● TASK BRIEF: Give the records below again, word for word. No pictures belong in the copy.

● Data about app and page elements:
+--

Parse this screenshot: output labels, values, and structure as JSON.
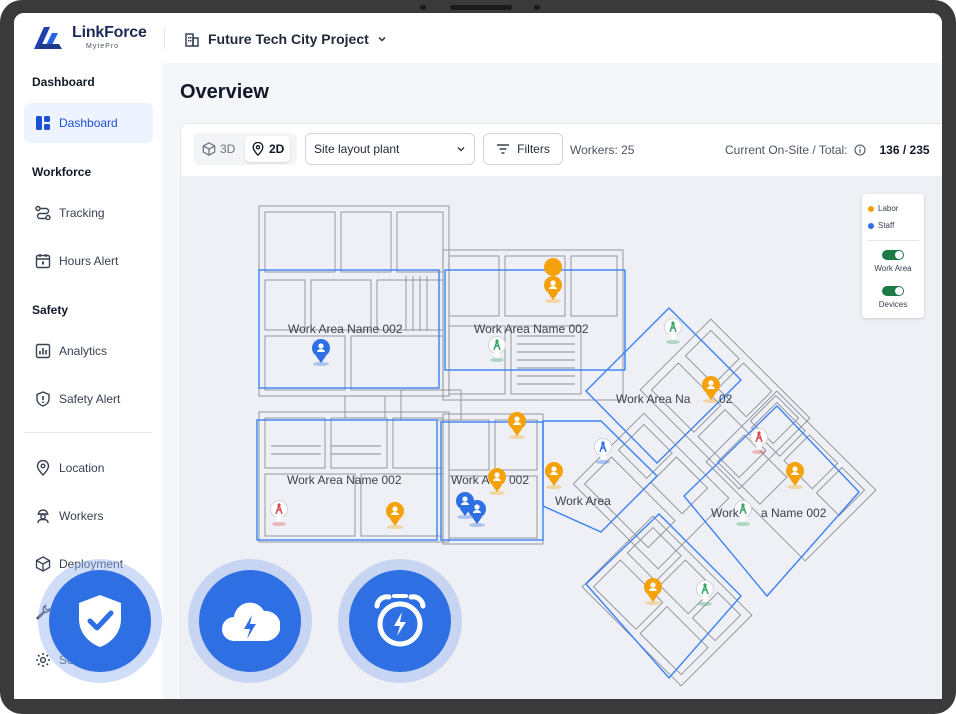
{
  "brand": {
    "name": "LinkForce",
    "sub": "MytePro"
  },
  "project": {
    "name": "Future Tech City Project"
  },
  "sidebar": {
    "sections": [
      "Dashboard",
      "Workforce",
      "Safety"
    ],
    "items": [
      {
        "label": "Dashboard",
        "icon": "dashboard-icon"
      },
      {
        "label": "Tracking",
        "icon": "route-icon"
      },
      {
        "label": "Hours Alert",
        "icon": "calendar-icon"
      },
      {
        "label": "Analytics",
        "icon": "chart-icon"
      },
      {
        "label": "Safety Alert",
        "icon": "shield-alert-icon"
      },
      {
        "label": "Location",
        "icon": "location-icon"
      },
      {
        "label": "Workers",
        "icon": "worker-icon"
      },
      {
        "label": "Deployment",
        "icon": "cube-icon"
      },
      {
        "label": "Se",
        "icon": "gear-icon"
      }
    ]
  },
  "main": {
    "title": "Overview",
    "toolbar": {
      "view_3d": "3D",
      "view_2d": "2D",
      "layout_select": "Site layout plant",
      "filters": "Filters",
      "workers": "Workers: 25",
      "onsite_label": "Current On-Site / Total:",
      "onsite_value": "136 / 235"
    },
    "map": {
      "areas": [
        "Work Area Name 002",
        "Work Area Name 002",
        "Work Area Name 002",
        "Work A",
        "002",
        "Work Area",
        "Work",
        "a Name 002",
        "Work Area Na",
        "02"
      ],
      "legend": {
        "labor": "Labor",
        "staff": "Staff",
        "work_area": "Work Area",
        "devices": "Devices"
      }
    }
  },
  "colors": {
    "accent": "#2f6fe4",
    "labor": "#f5a20a",
    "staff": "#2f6fe4",
    "device_green": "#3aa565",
    "device_red": "#d94a4a",
    "area_outline": "#3b82f6"
  }
}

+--

● ANSWER SPACE:
Parse this screenshot: output labels, values, and structure as JSON.
{
  "brand": {
    "name": "LinkForce",
    "sub": "MytePro"
  },
  "project": {
    "name": "Future Tech City Project"
  },
  "sidebar": {
    "sections": [
      "Dashboard",
      "Workforce",
      "Safety"
    ],
    "items": [
      {
        "label": "Dashboard",
        "icon": "dashboard-icon"
      },
      {
        "label": "Tracking",
        "icon": "route-icon"
      },
      {
        "label": "Hours Alert",
        "icon": "calendar-icon"
      },
      {
        "label": "Analytics",
        "icon": "chart-icon"
      },
      {
        "label": "Safety Alert",
        "icon": "shield-alert-icon"
      },
      {
        "label": "Location",
        "icon": "location-icon"
      },
      {
        "label": "Workers",
        "icon": "worker-icon"
      },
      {
        "label": "Deployment",
        "icon": "cube-icon"
      },
      {
        "label": "Se",
        "icon": "gear-icon"
      }
    ]
  },
  "main": {
    "title": "Overview",
    "toolbar": {
      "view_3d": "3D",
      "view_2d": "2D",
      "layout_select": "Site layout plant",
      "filters": "Filters",
      "workers": "Workers: 25",
      "onsite_label": "Current On-Site / Total:",
      "onsite_value": "136 / 235"
    },
    "map": {
      "areas": [
        "Work Area Name 002",
        "Work Area Name 002",
        "Work Area Name 002",
        "Work A",
        "002",
        "Work Area",
        "Work",
        "a Name 002",
        "Work Area Na",
        "02"
      ],
      "legend": {
        "labor": "Labor",
        "staff": "Staff",
        "work_area": "Work Area",
        "devices": "Devices"
      }
    }
  },
  "colors": {
    "accent": "#2f6fe4",
    "labor": "#f5a20a",
    "staff": "#2f6fe4",
    "device_green": "#3aa565",
    "device_red": "#d94a4a",
    "area_outline": "#3b82f6"
  }
}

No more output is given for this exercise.